Why "in" and "here" is used together? How are "What's going on in here" and "What's going on here" different?
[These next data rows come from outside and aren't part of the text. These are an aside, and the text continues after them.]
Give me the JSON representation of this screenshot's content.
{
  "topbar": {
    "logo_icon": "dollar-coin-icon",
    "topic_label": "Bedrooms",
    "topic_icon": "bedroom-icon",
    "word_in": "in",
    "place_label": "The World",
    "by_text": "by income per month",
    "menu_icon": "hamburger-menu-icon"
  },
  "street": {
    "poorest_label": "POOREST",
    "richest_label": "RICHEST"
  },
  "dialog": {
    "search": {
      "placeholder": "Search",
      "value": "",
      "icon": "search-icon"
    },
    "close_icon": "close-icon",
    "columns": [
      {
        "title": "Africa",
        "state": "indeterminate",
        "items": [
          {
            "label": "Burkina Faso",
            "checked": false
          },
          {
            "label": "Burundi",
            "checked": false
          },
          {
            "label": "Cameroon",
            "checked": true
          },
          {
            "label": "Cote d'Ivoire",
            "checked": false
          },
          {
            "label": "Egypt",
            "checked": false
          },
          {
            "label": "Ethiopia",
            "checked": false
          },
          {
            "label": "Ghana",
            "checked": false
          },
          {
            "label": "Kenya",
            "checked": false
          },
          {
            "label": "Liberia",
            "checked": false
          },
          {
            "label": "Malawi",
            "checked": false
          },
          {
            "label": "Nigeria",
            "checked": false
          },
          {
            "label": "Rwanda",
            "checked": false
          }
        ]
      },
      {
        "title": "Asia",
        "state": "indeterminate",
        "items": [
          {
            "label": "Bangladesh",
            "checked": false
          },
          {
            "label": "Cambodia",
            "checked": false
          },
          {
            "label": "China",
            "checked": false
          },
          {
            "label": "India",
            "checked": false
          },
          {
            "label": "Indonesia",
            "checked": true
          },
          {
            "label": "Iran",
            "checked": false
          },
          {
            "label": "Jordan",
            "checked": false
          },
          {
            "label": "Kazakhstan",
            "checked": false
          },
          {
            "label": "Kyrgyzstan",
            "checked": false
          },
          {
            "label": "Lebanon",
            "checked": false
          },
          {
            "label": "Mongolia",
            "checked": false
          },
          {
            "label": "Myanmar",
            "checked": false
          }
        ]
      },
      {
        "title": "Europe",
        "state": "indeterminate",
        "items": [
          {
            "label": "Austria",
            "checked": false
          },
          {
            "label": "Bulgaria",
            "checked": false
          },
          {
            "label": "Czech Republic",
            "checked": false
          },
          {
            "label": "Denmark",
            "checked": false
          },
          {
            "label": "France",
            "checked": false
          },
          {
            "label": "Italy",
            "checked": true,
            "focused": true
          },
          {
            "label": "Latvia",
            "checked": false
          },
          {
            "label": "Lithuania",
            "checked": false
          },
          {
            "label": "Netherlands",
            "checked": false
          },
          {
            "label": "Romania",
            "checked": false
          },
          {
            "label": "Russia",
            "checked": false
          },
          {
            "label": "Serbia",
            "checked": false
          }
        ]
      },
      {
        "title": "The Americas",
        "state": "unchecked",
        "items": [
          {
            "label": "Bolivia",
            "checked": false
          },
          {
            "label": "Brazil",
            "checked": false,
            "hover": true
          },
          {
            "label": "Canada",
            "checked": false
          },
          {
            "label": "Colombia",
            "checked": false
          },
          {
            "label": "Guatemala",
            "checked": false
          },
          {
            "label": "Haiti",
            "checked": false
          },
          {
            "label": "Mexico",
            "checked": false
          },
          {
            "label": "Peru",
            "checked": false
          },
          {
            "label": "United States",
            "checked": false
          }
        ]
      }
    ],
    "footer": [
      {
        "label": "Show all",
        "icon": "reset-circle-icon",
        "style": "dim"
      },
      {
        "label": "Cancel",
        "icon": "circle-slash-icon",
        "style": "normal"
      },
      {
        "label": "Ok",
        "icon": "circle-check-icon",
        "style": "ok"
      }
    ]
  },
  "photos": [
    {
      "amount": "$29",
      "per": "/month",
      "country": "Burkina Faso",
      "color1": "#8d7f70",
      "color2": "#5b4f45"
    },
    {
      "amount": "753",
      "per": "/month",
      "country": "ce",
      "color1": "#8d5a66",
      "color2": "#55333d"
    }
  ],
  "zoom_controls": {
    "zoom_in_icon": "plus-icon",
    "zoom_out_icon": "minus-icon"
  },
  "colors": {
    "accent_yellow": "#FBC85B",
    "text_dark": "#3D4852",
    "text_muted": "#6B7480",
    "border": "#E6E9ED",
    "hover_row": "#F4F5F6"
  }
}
This is a good question. In this context, both "what's going on in here" and "what's going on here" can be used to express the same general meaning. "In here" is often used to refer to a specific place, usually one that is enclosed in some way (like a room). Thus, we can interpret the speaker as meaning "what's going on in this room" with the "in here" meaning something like "in this room." Generally, you have a choice to use either, with "in here" meaning "in this specific, enclosed space," while "here" means "this location." Ex: A: Where are you? B: I'm here at work. (This location) Ex: There are so many mosquitoes in here! (This room/enclosed space) Sometimes, both can be used, like the example in this video. Ex: It's crowded in here. (Enclosed space) Ex: It's crowded here. (General place)